Since the Mets have said that Young will be close to a full-time player, the starting outfield for the New York Mets will most likely be Chris Young in right field, Juan Lagares in center field, and Granderson in left field. Eric Young Jr., who was tendered a contract for 2014, will likely serve as a fourth outfielder. The Mets have plenty of options for the fifth outfield spot. Young and Lagares are both above average center fielders and even Granderson can probably play there in a pinch, so it seems unlikely that the Mets will place a strong emphasis on their fifth outfielder being able to play center.

The four outfielders guaranteed to be on the 2014 roster include two right-handed hitters, one left-handed hitter, and one switch hitter, meaning that a lefty-hitting outfielder may make more sense. Internal options for the Mets include Andrew Brown, Matt den Dekker, and Kirk Nieuwenhuis. The Mets could either invest in a backup outfielder or invite several minor league free agents to spring training to compete with the in-house options.

Now that Eric Young Jr. has been forced out of the lineup, the Mets are without an obvious leadoff hitter. Granderson seems likely to bat cleanup, though Young may make more sense in that spot against left-handed pitching. Granderson’s career .226/.295/.409 line against lefties suggests that he should probably bat further down in the lineup on those days.

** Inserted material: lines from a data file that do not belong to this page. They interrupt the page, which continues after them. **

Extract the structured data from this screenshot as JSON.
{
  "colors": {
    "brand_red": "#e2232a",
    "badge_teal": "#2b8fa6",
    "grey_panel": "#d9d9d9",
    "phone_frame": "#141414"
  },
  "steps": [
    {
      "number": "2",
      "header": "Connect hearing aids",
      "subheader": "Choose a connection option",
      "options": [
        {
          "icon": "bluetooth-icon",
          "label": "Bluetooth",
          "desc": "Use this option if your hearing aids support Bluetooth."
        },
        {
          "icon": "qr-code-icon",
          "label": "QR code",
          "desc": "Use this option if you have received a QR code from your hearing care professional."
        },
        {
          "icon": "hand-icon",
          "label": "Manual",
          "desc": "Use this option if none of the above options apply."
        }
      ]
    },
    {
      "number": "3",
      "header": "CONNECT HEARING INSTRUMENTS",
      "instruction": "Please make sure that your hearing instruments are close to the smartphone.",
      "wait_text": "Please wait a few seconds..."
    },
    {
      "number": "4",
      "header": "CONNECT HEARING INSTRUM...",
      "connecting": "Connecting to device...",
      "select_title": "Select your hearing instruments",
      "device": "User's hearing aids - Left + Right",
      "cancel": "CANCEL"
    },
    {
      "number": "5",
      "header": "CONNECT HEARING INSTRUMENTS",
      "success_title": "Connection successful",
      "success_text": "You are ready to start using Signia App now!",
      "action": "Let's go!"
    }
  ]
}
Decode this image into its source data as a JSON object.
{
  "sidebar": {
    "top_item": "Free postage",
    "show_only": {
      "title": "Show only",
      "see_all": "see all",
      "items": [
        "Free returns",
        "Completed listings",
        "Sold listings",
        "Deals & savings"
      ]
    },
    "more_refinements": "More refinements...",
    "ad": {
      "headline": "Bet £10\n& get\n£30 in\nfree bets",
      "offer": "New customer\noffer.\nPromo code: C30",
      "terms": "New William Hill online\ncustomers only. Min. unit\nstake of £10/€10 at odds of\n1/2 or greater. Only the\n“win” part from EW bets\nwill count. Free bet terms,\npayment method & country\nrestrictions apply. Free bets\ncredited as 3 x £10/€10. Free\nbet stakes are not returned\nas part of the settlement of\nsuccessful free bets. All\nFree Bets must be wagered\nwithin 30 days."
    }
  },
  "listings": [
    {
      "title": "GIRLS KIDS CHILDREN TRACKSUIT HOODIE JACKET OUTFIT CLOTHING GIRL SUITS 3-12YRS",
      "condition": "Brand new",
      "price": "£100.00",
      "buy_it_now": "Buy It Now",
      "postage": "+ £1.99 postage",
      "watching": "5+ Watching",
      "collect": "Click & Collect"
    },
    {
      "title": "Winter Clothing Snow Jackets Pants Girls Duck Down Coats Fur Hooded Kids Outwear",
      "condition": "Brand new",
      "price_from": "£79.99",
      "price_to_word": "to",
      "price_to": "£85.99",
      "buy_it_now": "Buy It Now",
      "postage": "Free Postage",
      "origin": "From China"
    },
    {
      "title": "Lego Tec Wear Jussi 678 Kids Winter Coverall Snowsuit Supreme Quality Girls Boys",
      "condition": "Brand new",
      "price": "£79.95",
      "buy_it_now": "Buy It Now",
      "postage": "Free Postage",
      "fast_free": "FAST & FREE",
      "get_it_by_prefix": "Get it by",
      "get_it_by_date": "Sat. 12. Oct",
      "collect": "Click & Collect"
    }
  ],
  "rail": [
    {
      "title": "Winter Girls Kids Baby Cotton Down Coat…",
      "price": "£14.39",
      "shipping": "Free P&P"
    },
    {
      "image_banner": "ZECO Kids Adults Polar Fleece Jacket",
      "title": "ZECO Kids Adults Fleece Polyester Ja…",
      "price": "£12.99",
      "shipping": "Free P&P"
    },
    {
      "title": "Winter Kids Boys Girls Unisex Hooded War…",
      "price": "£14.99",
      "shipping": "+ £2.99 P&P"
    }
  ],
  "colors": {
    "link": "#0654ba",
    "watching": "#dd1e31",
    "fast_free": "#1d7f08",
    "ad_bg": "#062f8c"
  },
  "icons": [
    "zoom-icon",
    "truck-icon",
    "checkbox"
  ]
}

Granderson seems likely to be a significant upgrade over the previous group of players who were slated to spend time in left field. It seems reasonable that he can add about two wins to the 2014 Mets.